Along similar lines, the anthemic, beautiful “The Last Hawk” is a yearning track for the bygone days of the ’60s, the promise of glory unrealized, and all the friends lost along the way. It’s amazing, truly, how Shovels & Rope can craft songs that sound like they hail from another era while avoiding any of those too-easy pitfalls of intentionally “retro” songwriting.
They rev back up for “Buffalo Nickel,” a rollicking, foot-pounding roar that’s seriously reminiscent of The White Stripes at their White Blood Cells-era best. “Invisible Man” hits nearby, a rocking rendition of the internal voice of a drunken man stumbling back to his car after a long, long night of hard living.
For its part, “Mourning Song” is more traditionally folk-y; it’s gorgeous and elegaic, but not downhearted despite its title. Instead, there’s a joy that comes pouring through those vocal harmonies and gently-strummed guitar lines. It’s a highlight on here for, as is “Missionary Ridge,” a solemn ode to the Union soldiers killed at the Battle of Missionary Ridge, when they ignored orders to wait and charged up the ridge, in the process defeating the entrenched Confederate troops.
“BWYR,” close to the end of Little Seeds, veers off the track and into more sociopolitical territory, a dark, deliberate-stepping look at race, racism, and politics in modern-day America. It’s haunting and surprisingly serious, not offering any solutions but pointing a finger at those who would divide us all by the color of our skin while they’re grabbing everything they can.
The album closes on a pair of deeply personal songs, “Eric’s Birthday” and “This Ride” — the former is just handclaps, quiet guitar, and a recording of somebody (Trent’s mother, possibly?) telling the story of their son being born in the back of a police car. It’s warm and poignant and tender, as is “This Ride,” which sees Trent and Hearst full of wonderment and awe at the sometimes glorious, sometimes shattering unfolding of life we all go through. The song is gorgeous and heartfelt and pitch-perfect, the perfect end to a damn fine album.
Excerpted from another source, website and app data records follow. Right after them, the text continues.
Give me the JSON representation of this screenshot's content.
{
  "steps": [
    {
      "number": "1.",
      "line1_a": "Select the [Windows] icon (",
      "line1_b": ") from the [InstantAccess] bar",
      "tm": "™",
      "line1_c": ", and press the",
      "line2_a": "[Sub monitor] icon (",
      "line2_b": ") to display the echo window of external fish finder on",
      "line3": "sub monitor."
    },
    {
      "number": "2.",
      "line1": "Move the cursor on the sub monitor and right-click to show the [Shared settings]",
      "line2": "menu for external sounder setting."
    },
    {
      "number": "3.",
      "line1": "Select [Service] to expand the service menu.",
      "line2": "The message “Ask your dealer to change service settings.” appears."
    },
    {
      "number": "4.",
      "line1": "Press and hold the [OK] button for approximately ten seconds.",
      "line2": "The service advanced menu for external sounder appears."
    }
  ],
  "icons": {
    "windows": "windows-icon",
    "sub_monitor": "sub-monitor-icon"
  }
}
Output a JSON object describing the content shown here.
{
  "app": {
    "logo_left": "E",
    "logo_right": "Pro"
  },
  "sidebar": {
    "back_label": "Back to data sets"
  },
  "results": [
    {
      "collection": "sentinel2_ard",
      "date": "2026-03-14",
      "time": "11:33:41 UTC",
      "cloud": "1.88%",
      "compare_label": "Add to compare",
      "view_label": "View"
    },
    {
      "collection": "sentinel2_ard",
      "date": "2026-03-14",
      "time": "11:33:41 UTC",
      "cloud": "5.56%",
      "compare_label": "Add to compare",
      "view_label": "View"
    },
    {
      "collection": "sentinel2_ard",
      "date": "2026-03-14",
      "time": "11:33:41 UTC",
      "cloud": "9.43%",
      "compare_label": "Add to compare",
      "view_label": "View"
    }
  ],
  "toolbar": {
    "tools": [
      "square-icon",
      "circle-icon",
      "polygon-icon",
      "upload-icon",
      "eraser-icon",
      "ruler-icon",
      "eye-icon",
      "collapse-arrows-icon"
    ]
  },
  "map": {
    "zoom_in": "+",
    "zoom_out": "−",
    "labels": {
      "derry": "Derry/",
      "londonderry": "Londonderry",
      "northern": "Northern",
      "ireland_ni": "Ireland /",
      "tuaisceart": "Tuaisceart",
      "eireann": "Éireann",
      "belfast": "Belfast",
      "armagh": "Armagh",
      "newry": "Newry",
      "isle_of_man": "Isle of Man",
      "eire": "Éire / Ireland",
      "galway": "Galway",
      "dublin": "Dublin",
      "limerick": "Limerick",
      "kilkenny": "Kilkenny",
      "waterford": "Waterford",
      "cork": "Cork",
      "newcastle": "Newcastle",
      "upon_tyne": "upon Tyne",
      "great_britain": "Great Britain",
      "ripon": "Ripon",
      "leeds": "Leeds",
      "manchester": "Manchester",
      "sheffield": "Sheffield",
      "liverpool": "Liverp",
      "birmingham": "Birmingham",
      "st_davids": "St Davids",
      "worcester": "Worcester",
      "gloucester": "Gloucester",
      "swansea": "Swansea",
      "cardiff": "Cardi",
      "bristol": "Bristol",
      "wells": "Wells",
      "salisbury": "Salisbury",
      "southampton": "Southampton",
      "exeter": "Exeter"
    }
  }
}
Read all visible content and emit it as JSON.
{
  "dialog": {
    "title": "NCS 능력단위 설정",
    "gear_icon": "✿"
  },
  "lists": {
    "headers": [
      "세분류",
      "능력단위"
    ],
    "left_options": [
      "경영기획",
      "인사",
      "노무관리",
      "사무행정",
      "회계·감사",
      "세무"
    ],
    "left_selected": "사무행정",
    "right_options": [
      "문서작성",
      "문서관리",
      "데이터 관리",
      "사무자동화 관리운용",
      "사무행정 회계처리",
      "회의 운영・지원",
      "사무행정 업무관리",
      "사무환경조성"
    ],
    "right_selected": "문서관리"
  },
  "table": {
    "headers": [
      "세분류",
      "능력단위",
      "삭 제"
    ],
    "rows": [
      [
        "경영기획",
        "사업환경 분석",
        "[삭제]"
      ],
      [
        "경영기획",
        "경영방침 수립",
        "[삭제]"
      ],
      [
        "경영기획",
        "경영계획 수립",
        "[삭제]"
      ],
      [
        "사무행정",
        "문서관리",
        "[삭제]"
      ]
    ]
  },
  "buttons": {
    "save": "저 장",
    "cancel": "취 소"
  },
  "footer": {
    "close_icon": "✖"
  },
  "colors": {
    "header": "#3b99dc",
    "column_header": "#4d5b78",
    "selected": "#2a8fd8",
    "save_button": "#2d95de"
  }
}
Call it country, call it Americana, call it roots music, whatever — I don’t care, in the end. All that really matters is that Shovels & Rope make music that’s honest and raw and ultimately real, a desperately-needed antidote to all the too-clean, too-shiny, too-idealized music that’s poured into our ears every goddamn day. I know I sure as hell need it; I’d bet you do, too.